4677620_origI am a note person. I leave little scraps of encouragement and wit in the lunch boxes and have been known to stuff a love note or two into my husband’s wallet between the credit cards. I keep boxes of written evidence of a life well-loved and lived. Even the blog is really just a series of notes if you think about it. So next week, when I travel across the Atlantic leaving my husband and sons behind for a week, I will likely leave behind a paper trail. A popcorn string of thoughts, making sure that those I love know they’re loved.

Originally I was gong to write this and post it from the airport. How sweet, I thought, to have a little blog post full of all the things I love about my family for them to discover as I’m hurtling over the Atlantic on a wing and a prayer. Then I had a terrible, no good, very bad thought. What if something happened in the middle of flying across six time zones? It would be nice that my family would have a little reminder but what a terrible thing to be reminded of. Then the little evil blogger who sits on my shoulder, the one with the horns and the cape thought I bet it would go viral. Woman pens love for family moments before plane goes down sort of thing. And people would read it and get all teary and sentimental because well…who wouldn’t? But all those things, all those good things I feel for and about my family would forever be tied up in tragedy. Not good.

Why is it that the emotions we feel seem more poignant when there’s an emergency? Why do we wait until the last minute, when someone is about to walk out the door or call it quits, the towel mere seconds from being thrown in–to tell each other the important things? Not I love you so much as the reasons why I did and do and will continue to do so.


I don’t want my sons to learn their smiles light up my life because I left behind a letter to read in case of emergency. I don’t want my husband to discover my life would be gray and dull without him because of a note I left behind. I don’t want my feelings for the people in my life to be a post-script, a break-the glass scenario. I want them to know today. And yesterday. And tomorrow.

I am always heartbroken and broken-hearted when I read letters left behind by parents. They play and pluck on my heartstrings as expertly as a harpist. As a mother, as a wife, as a daughter, a sister, as a writer, I know I would do the same. I would be frantic there wasn’t enough time to tell my loved ones everything I needed to tell them. Everything from don’t forget to floss to make sure you listen out for the “I love you” that sings with every beat of your heart. Which is why it’s even more important to scatter their lives with those reasons in the every day. Not just for emergencies.
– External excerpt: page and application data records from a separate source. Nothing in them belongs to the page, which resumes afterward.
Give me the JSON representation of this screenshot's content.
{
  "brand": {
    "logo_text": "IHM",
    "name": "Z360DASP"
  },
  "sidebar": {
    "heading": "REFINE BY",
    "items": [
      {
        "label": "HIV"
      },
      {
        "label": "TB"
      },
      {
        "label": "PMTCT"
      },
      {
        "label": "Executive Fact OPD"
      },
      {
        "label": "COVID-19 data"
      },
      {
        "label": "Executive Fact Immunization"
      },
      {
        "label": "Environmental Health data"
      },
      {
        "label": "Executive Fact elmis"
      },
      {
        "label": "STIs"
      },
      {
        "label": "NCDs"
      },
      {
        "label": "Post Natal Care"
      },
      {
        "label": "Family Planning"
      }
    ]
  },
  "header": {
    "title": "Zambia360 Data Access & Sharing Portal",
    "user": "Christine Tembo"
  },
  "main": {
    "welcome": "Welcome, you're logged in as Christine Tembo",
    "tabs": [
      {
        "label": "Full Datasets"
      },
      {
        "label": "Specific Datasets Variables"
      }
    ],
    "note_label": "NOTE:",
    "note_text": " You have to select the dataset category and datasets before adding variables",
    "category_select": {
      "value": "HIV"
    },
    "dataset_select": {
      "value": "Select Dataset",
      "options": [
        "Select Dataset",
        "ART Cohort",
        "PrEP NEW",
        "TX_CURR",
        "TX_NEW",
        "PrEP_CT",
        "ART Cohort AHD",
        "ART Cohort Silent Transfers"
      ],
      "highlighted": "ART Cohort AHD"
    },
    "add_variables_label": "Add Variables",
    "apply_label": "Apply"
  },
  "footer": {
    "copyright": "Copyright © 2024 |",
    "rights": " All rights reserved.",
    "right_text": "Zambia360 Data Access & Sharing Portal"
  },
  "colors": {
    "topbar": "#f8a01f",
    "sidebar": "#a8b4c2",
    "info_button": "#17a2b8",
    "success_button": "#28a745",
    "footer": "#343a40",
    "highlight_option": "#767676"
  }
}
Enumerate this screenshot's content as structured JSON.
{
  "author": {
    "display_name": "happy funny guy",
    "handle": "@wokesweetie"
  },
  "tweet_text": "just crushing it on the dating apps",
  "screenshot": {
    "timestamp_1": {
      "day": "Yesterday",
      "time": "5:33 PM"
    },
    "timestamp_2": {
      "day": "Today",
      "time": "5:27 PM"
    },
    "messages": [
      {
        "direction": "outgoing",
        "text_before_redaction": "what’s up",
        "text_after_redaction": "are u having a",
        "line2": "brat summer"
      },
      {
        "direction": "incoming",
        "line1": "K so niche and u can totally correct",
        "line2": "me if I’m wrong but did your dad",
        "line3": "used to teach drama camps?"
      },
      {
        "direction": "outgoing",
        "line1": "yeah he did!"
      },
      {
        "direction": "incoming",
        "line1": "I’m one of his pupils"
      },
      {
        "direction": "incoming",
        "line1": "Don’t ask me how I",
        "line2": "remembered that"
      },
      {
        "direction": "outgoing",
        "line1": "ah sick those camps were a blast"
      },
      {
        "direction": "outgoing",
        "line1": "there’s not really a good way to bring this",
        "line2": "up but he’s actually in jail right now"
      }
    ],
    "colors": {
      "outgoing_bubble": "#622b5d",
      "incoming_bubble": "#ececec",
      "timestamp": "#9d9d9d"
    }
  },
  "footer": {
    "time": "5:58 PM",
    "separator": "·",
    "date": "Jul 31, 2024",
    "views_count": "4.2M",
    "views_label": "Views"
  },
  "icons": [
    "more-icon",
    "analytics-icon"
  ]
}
lettersMaybe I don’t’ show it enough. Perhaps my love for my family gets overshadowed by the mundane, stuck on the bottom of a pan like so much baked on, caked on gunk. Maybe it gets lost in translation or in transit or in the spaces between. Those shiny things that make me smile or count my blessings, those things sometimes get lost in the Mondays, in the laundry basket, in between the cracks of the sofa. But I don’t ever want my family to hear about them in something that begins In case of Emergency.

So I won’t put them here.

This should be the post that goes viral, not the one stamped with tragedy, but the one tied up in life. The one that reminds us all to look to the left and look to the right and to tell the ones on either side out loud. The one that makes you remember that we have today, but not always tomorrow. In case of emergency shouldn’t be the reason, it should be merely be a reminder.